Like a spouse in a dysfunctional marriage, it's all about "them", not "me".  How do I improve myself and my community?  By blaming Wall Street, corporate America, and capitalism for all my problems.  Do I work to improve them myself?  But I'm not at at fault!  Do I go out and become part of the system so I can constructively change it?  Nah!  They might expect me to actually show up on time for work and put in a hard day of it.  It's far easier to deride, insult and protest from a distance, all the while living quite well from the benefits of the system that I hate so much.
To all these people, please find something else to call your new religion and holiday.  The words "Judaism" and "Kol Nidre" are taken.


SJ said...

There's probably some people from Wall Street who should be in jail but there is corruption in all levels of government also. Local state and federal. The federal government especially does not magically become squeaky clean because B. Hussein Obama from Chicago is there. Singling out wall street solves nothing.

Bob Miller said...

The point of these rallies is to create a socialist state, irrespective of that model's abject failure worldwide.

Shades of Grey said...

I totally agree with the misuse and frank abuse of Jewish texts and ideologies for causes that have no basis in our tradition and/or are clearly harmful for humanity as a whole. The personal modification of "Judaism" to suit their individual beliefs and philosophies is utterly insulting to the sources they claim to be inspired by.

As a rebbe of mine once said while I was in Israel, by way of a mashul: if you ask me to play basketball with you, but stipulate that you get to simply run with the ball and not dribble because of achy elbows and wrists, along with merely reaching the other end of the court instead of shooting baskets because of weak upper arm strength and bad eyesight - I'm still happy to play the game with you, but please don't call it basketball.

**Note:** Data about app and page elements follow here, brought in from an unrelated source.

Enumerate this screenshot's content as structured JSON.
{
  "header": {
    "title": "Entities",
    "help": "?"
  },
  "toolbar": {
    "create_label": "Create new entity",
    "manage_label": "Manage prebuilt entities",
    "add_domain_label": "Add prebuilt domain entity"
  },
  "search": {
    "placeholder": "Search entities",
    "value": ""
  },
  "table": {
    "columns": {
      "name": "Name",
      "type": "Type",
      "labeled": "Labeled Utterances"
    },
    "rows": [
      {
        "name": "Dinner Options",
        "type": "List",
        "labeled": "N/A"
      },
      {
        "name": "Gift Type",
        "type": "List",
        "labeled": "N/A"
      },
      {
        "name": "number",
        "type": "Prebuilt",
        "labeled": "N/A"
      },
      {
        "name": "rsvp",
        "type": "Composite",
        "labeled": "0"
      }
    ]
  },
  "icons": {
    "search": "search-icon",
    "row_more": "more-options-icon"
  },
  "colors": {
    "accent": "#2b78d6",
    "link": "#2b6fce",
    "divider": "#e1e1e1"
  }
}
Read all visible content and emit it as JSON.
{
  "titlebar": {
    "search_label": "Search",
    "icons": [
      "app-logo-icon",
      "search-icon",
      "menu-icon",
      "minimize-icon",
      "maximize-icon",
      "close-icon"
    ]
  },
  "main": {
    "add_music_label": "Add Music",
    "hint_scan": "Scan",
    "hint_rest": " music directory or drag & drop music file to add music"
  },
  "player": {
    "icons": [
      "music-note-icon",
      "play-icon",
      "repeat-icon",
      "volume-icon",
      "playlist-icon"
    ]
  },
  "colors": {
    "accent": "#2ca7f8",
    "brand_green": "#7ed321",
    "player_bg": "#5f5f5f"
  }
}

Reform and Conservatism are just that and that lone. Adding "Judaism" to their official titles simply confuses and distorts things for everyone (especially those who legitimatley care about halacha and mesora).

Horrid Penguin said...

Like many, they cherry pick among the elements of Judaism to suit themselves.
If Hillel, then ALL of Hillel. If Shammai, then ALL of Shammai.

I do the same - but I do not assert that it is Judaism, or Judaic. But then, I do not claim to be Jewish either.

I rather wish they would find something else to call their religion - the Dutch word 'Hutspot' comes to mind - but a good hutspot is soundly constructed, not jury-rigged out of whatever seemed shiny at the moment.

JRKmommy said...

The Isaiah quote is appropriate. Yom Kippur is about more than fasting - it's about true introspection and changing out ways.

However, you are correct that the real problem of the protests is that it doesn't involve genuine change and introspection. If bank CEOs came back from shul crying and saying "I was wrong for leading us into the subprime loan business and bundling bad mortgages", that would be more in line with the teaching of Isaiah. For the crowds, the issues should be "what regulations do we want in place, and to what extent are we willing to accept fiscal reality and give up the illusion of a lifestyle built upon excess debt?"